▸ **TRY IT**: What is needed is an exact copy of the entries below, with every picture left out.
** EXCERPTED DATA follows **
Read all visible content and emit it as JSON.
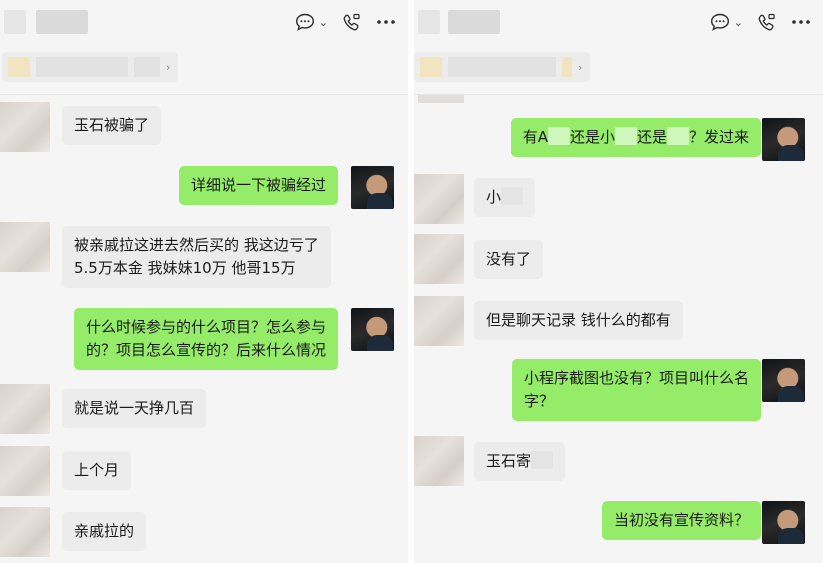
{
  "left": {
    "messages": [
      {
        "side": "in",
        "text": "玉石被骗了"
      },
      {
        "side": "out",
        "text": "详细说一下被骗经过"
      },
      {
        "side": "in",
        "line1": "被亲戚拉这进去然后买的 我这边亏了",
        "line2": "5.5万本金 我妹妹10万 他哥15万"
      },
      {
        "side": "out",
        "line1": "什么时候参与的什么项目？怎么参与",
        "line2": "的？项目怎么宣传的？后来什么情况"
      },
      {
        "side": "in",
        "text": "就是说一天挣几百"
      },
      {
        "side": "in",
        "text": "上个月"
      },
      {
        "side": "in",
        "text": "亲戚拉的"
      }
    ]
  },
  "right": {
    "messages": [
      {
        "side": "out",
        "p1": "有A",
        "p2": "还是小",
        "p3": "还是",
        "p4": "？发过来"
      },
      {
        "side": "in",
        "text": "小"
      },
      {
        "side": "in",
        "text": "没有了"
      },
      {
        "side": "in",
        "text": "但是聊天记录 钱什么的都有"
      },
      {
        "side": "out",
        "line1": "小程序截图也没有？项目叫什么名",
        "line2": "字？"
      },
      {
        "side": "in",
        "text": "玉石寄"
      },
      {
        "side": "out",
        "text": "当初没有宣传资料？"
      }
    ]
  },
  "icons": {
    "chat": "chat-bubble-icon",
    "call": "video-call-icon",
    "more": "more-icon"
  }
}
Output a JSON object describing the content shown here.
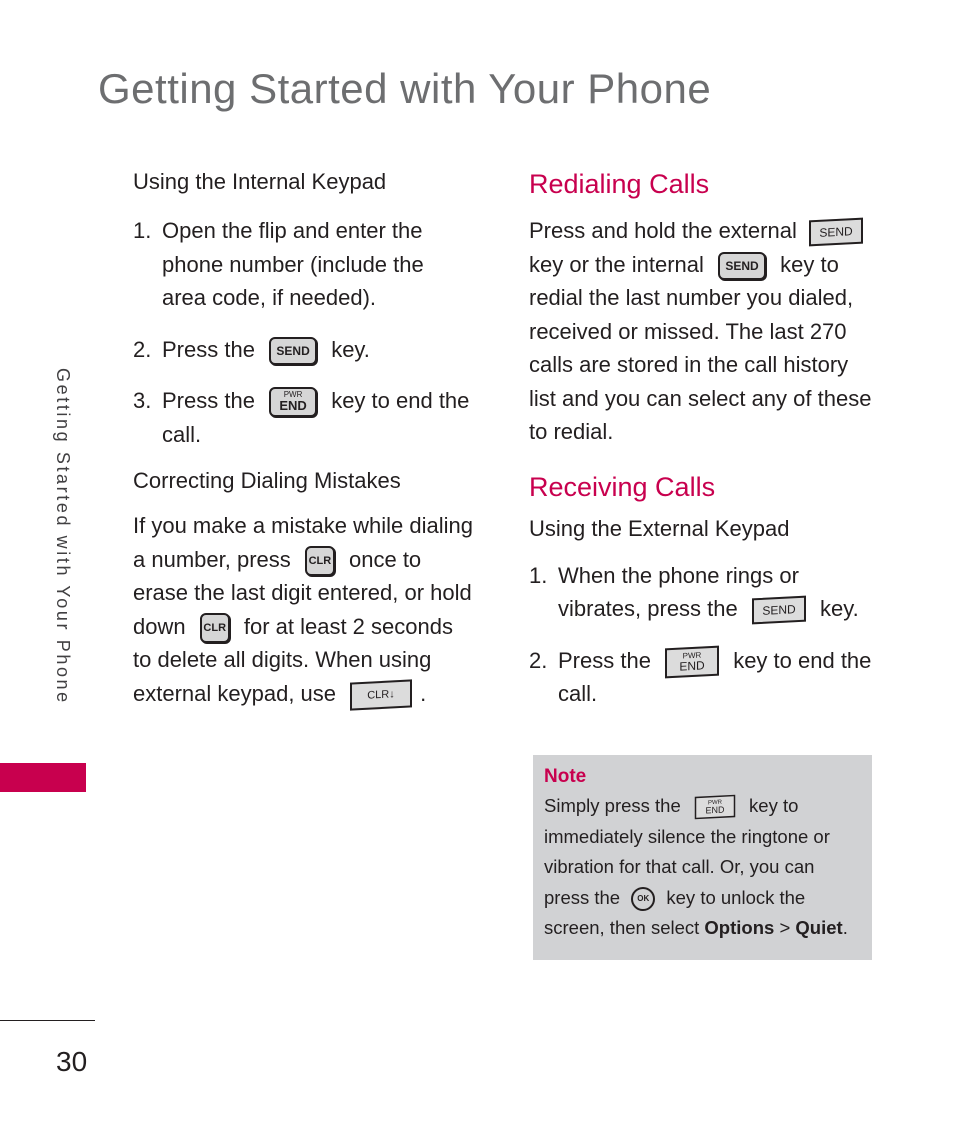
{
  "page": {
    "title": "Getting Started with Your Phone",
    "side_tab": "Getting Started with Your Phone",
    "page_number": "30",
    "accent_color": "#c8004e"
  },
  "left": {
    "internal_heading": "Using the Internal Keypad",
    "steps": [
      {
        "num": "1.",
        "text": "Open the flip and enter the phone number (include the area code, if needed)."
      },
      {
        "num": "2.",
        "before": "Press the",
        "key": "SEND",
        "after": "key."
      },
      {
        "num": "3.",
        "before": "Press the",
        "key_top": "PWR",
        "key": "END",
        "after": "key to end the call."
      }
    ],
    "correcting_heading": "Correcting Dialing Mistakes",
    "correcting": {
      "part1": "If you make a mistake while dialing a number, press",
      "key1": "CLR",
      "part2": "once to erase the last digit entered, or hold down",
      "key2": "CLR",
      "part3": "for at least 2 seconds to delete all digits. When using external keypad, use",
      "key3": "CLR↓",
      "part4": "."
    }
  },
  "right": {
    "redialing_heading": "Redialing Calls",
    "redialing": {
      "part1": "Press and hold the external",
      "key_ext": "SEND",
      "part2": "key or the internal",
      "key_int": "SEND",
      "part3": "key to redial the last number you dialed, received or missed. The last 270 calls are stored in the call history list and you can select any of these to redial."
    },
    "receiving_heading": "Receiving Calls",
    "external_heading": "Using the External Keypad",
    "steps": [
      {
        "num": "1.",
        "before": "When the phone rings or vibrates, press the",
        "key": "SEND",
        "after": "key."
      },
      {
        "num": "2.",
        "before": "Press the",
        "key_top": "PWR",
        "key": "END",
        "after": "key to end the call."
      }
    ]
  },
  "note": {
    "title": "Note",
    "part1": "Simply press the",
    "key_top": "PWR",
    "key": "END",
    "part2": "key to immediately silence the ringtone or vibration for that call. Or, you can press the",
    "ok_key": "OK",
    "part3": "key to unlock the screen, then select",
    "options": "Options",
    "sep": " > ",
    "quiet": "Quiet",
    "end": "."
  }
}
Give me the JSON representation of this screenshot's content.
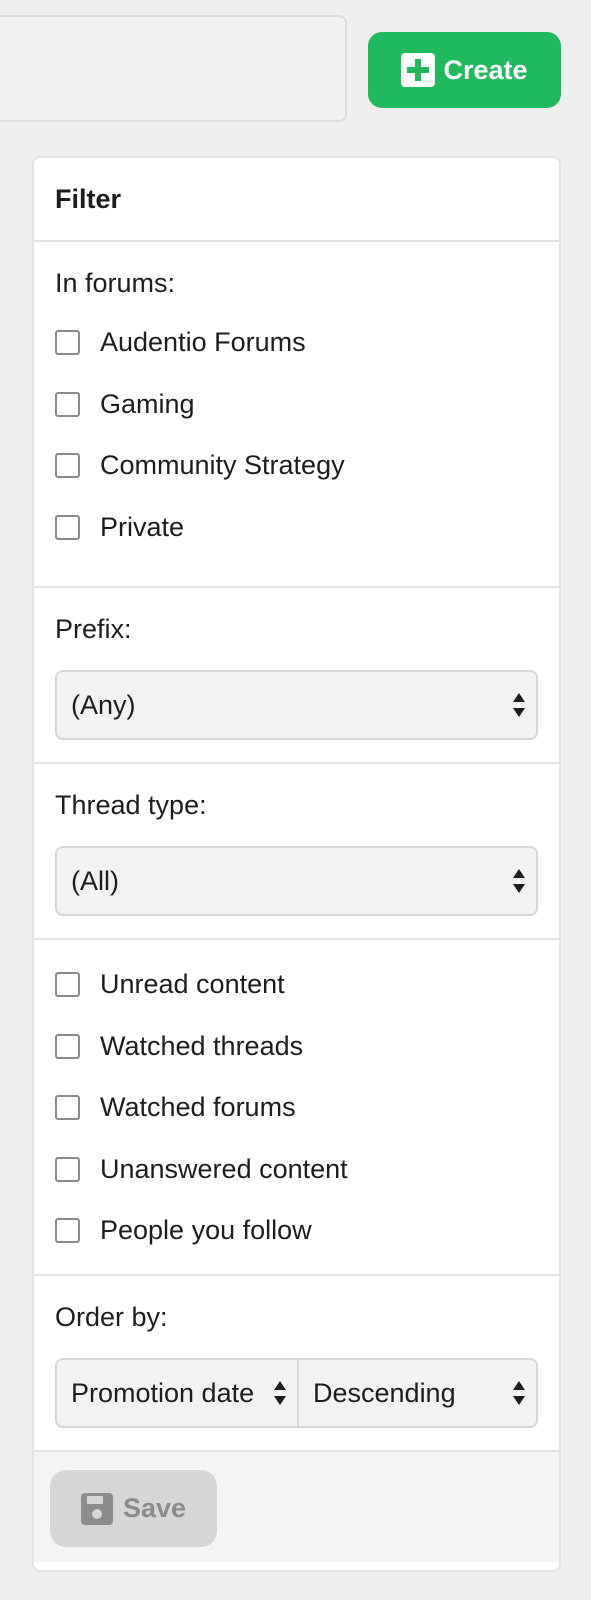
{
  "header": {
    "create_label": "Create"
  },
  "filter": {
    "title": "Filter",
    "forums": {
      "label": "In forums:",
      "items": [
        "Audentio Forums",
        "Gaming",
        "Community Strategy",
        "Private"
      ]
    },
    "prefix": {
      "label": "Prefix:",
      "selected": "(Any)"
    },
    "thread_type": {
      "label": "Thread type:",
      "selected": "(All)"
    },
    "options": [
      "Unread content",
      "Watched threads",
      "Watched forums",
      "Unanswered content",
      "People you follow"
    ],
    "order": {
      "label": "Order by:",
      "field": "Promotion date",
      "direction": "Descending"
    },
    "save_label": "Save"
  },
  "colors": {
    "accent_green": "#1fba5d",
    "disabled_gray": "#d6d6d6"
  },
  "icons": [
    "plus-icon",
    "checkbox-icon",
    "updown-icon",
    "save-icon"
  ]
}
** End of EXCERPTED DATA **
▸ **ANSWER TO THE PROBLEM**:
Read all visible content and emit it as JSON.
{
  "left": {
    "messages": [
      {
        "side": "in",
        "text": "玉石被骗了"
      },
      {
        "side": "out",
        "text": "详细说一下被骗经过"
      },
      {
        "side": "in",
        "line1": "被亲戚拉这进去然后买的 我这边亏了",
        "line2": "5.5万本金 我妹妹10万 他哥15万"
      },
      {
        "side": "out",
        "line1": "什么时候参与的什么项目？怎么参与",
        "line2": "的？项目怎么宣传的？后来什么情况"
      },
      {
        "side": "in",
        "text": "就是说一天挣几百"
      },
      {
        "side": "in",
        "text": "上个月"
      },
      {
        "side": "in",
        "text": "亲戚拉的"
      }
    ]
  },
  "right": {
    "messages": [
      {
        "side": "out",
        "p1": "有A",
        "p2": "还是小",
        "p3": "还是",
        "p4": "？发过来"
      },
      {
        "side": "in",
        "text": "小"
      },
      {
        "side": "in",
        "text": "没有了"
      },
      {
        "side": "in",
        "text": "但是聊天记录 钱什么的都有"
      },
      {
        "side": "out",
        "line1": "小程序截图也没有？项目叫什么名",
        "line2": "字？"
      },
      {
        "side": "in",
        "text": "玉石寄"
      },
      {
        "side": "out",
        "text": "当初没有宣传资料？"
      }
    ]
  },
  "icons": {
    "chat": "chat-bubble-icon",
    "call": "video-call-icon",
    "more": "more-icon"
  }
}
Output a JSON object describing the content shown here.
{
  "page": {
    "title": "Getting Started with Your Phone",
    "side_tab": "Getting Started with Your Phone",
    "page_number": "30",
    "accent_color": "#c8004e"
  },
  "left": {
    "internal_heading": "Using the Internal Keypad",
    "steps": [
      {
        "num": "1.",
        "text": "Open the flip and enter the phone number (include the area code, if needed)."
      },
      {
        "num": "2.",
        "before": "Press the",
        "key": "SEND",
        "after": "key."
      },
      {
        "num": "3.",
        "before": "Press the",
        "key_top": "PWR",
        "key": "END",
        "after": "key to end the call."
      }
    ],
    "correcting_heading": "Correcting Dialing Mistakes",
    "correcting": {
      "part1": "If you make a mistake while dialing a number, press",
      "key1": "CLR",
      "part2": "once to erase the last digit entered, or hold down",
      "key2": "CLR",
      "part3": "for at least 2 seconds to delete all digits. When using external keypad, use",
      "key3": "CLR↓",
      "part4": "."
    }
  },
  "right": {
    "redialing_heading": "Redialing Calls",
    "redialing": {
      "part1": "Press and hold the external",
      "key_ext": "SEND",
      "part2": "key or the internal",
      "key_int": "SEND",
      "part3": "key to redial the last number you dialed, received or missed. The last 270 calls are stored in the call history list and you can select any of these to redial."
    },
    "receiving_heading": "Receiving Calls",
    "external_heading": "Using the External Keypad",
    "steps": [
      {
        "num": "1.",
        "before": "When the phone rings or vibrates, press the",
        "key": "SEND",
        "after": "key."
      },
      {
        "num": "2.",
        "before": "Press the",
        "key_top": "PWR",
        "key": "END",
        "after": "key to end the call."
      }
    ]
  },
  "note": {
    "title": "Note",
    "part1": "Simply press the",
    "key_top": "PWR",
    "key": "END",
    "part2": "key to immediately silence the ringtone or vibration for that call. Or, you can press the",
    "ok_key": "OK",
    "part3": "key to unlock the screen, then select",
    "options": "Options",
    "sep": " > ",
    "quiet": "Quiet",
    "end": "."
  }
}
Give me the JSON representation of this screenshot's content.
{
  "header": {
    "create_label": "Create"
  },
  "filter": {
    "title": "Filter",
    "forums": {
      "label": "In forums:",
      "items": [
        "Audentio Forums",
        "Gaming",
        "Community Strategy",
        "Private"
      ]
    },
    "prefix": {
      "label": "Prefix:",
      "selected": "(Any)"
    },
    "thread_type": {
      "label": "Thread type:",
      "selected": "(All)"
    },
    "options": [
      "Unread content",
      "Watched threads",
      "Watched forums",
      "Unanswered content",
      "People you follow"
    ],
    "order": {
      "label": "Order by:",
      "field": "Promotion date",
      "direction": "Descending"
    },
    "save_label": "Save"
  },
  "colors": {
    "accent_green": "#1fba5d",
    "disabled_gray": "#d6d6d6"
  },
  "icons": [
    "plus-icon",
    "checkbox-icon",
    "updown-icon",
    "save-icon"
  ]
}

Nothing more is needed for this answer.